_What you will do_
Copy out each line of the data below in which "JSON" appears.

Excerpts from a dataset

· · ·

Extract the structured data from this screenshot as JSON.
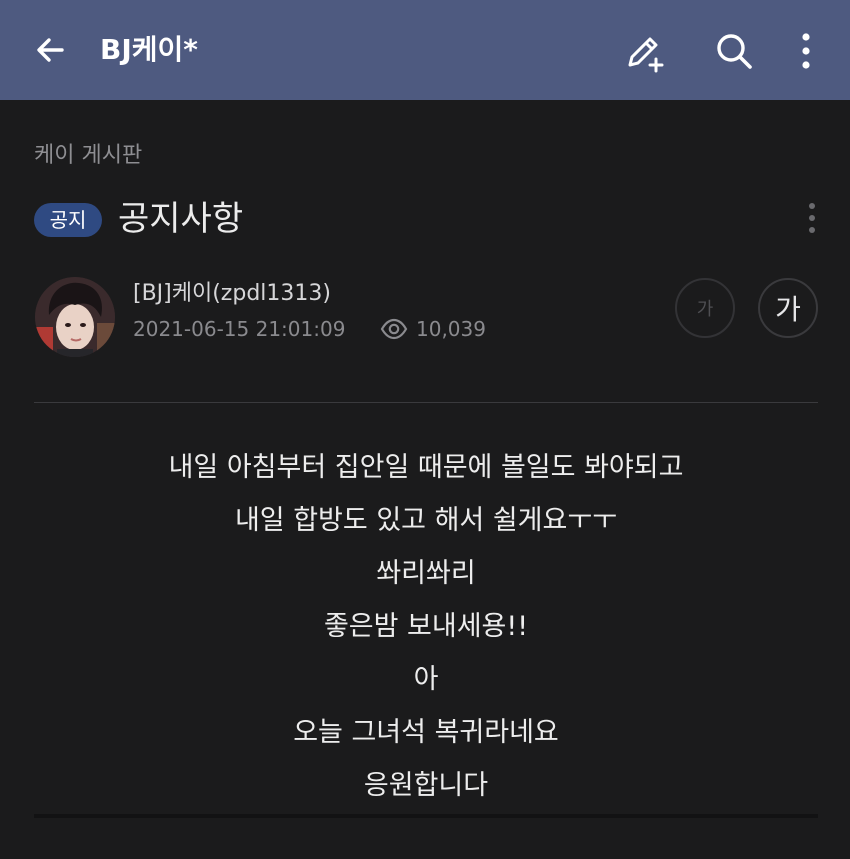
{
  "header": {
    "title": "BJ케이*",
    "icons": [
      "back-arrow-icon",
      "write-icon",
      "search-icon",
      "more-vert-icon"
    ]
  },
  "post": {
    "board_name": "케이 게시판",
    "badge": "공지",
    "title": "공지사항",
    "author": "[BJ]케이(zpdl1313)",
    "date": "2021-06-15 21:01:09",
    "views": "10,039",
    "font_small_label": "가",
    "font_large_label": "가",
    "body_lines": [
      "내일 아침부터 집안일 때문에 볼일도 봐야되고",
      "내일 합방도 있고 해서 쉴게요ㅜㅜ",
      "쏴리쏴리",
      "좋은밤 보내세용!!",
      "아",
      "오늘 그녀석 복귀라네요",
      "응원합니다"
    ]
  },
  "colors": {
    "topbar": "#4e5a80",
    "background": "#1b1b1c",
    "badge": "#2f4a82"
  }
}
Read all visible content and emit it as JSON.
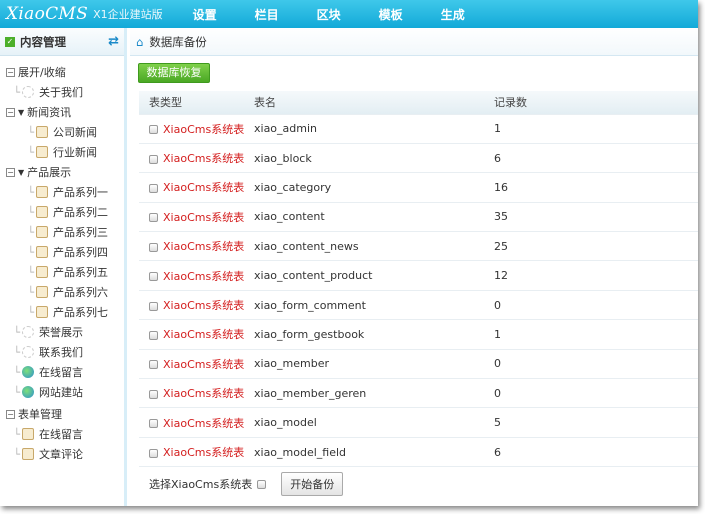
{
  "top": {
    "logo": "XiaoCMS",
    "version": "X1企业建站版",
    "nav": [
      "设置",
      "栏目",
      "区块",
      "模板",
      "生成"
    ]
  },
  "sidebar": {
    "title": "内容管理",
    "toggle": "展开/收缩",
    "items": [
      {
        "label": "关于我们",
        "level": 1,
        "icon": "gear"
      },
      {
        "label": "新闻资讯",
        "level": 0,
        "icon": "folder",
        "box": "−"
      },
      {
        "label": "公司新闻",
        "level": 2,
        "icon": "page"
      },
      {
        "label": "行业新闻",
        "level": 2,
        "icon": "page"
      },
      {
        "label": "产品展示",
        "level": 0,
        "icon": "folder",
        "box": "−"
      },
      {
        "label": "产品系列一",
        "level": 2,
        "icon": "page"
      },
      {
        "label": "产品系列二",
        "level": 2,
        "icon": "page"
      },
      {
        "label": "产品系列三",
        "level": 2,
        "icon": "page"
      },
      {
        "label": "产品系列四",
        "level": 2,
        "icon": "page"
      },
      {
        "label": "产品系列五",
        "level": 2,
        "icon": "page"
      },
      {
        "label": "产品系列六",
        "level": 2,
        "icon": "page"
      },
      {
        "label": "产品系列七",
        "level": 2,
        "icon": "page"
      },
      {
        "label": "荣誉展示",
        "level": 1,
        "icon": "gear"
      },
      {
        "label": "联系我们",
        "level": 1,
        "icon": "gear"
      },
      {
        "label": "在线留言",
        "level": 1,
        "icon": "globe"
      },
      {
        "label": "网站建站",
        "level": 1,
        "icon": "globe"
      }
    ],
    "form_section": "表单管理",
    "form_items": [
      "在线留言",
      "文章评论"
    ]
  },
  "main": {
    "breadcrumb": "数据库备份",
    "restore_button": "数据库恢复",
    "columns": [
      "表类型",
      "表名",
      "记录数"
    ],
    "rows": [
      [
        "XiaoCms系统表",
        "xiao_admin",
        "1"
      ],
      [
        "XiaoCms系统表",
        "xiao_block",
        "6"
      ],
      [
        "XiaoCms系统表",
        "xiao_category",
        "16"
      ],
      [
        "XiaoCms系统表",
        "xiao_content",
        "35"
      ],
      [
        "XiaoCms系统表",
        "xiao_content_news",
        "25"
      ],
      [
        "XiaoCms系统表",
        "xiao_content_product",
        "12"
      ],
      [
        "XiaoCms系统表",
        "xiao_form_comment",
        "0"
      ],
      [
        "XiaoCms系统表",
        "xiao_form_gestbook",
        "1"
      ],
      [
        "XiaoCms系统表",
        "xiao_member",
        "0"
      ],
      [
        "XiaoCms系统表",
        "xiao_member_geren",
        "0"
      ],
      [
        "XiaoCms系统表",
        "xiao_model",
        "5"
      ],
      [
        "XiaoCms系统表",
        "xiao_model_field",
        "6"
      ]
    ],
    "select_label": "选择XiaoCms系统表",
    "backup_button": "开始备份"
  }
}
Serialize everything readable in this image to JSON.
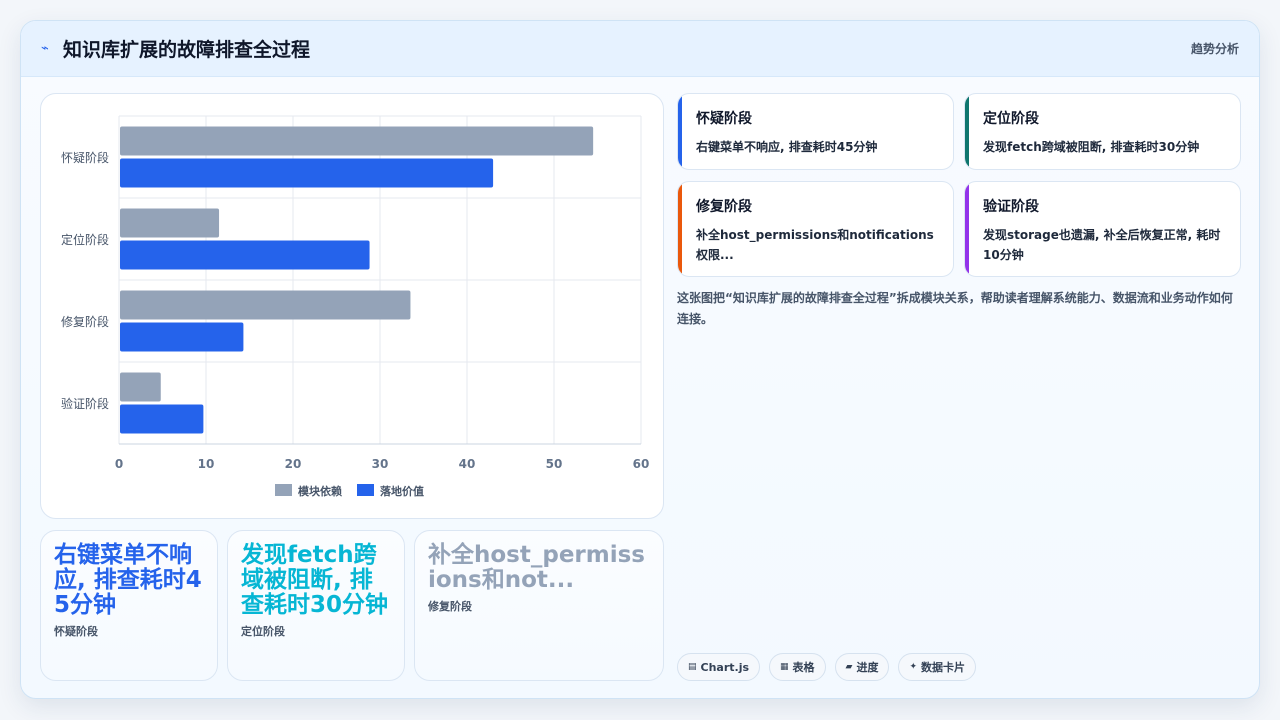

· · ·

_Solution to this exercise_
Extract the structured data from this screenshot as JSON.
Read all visible content and emit it as JSON.
Serialize everything readable in this image to JSON.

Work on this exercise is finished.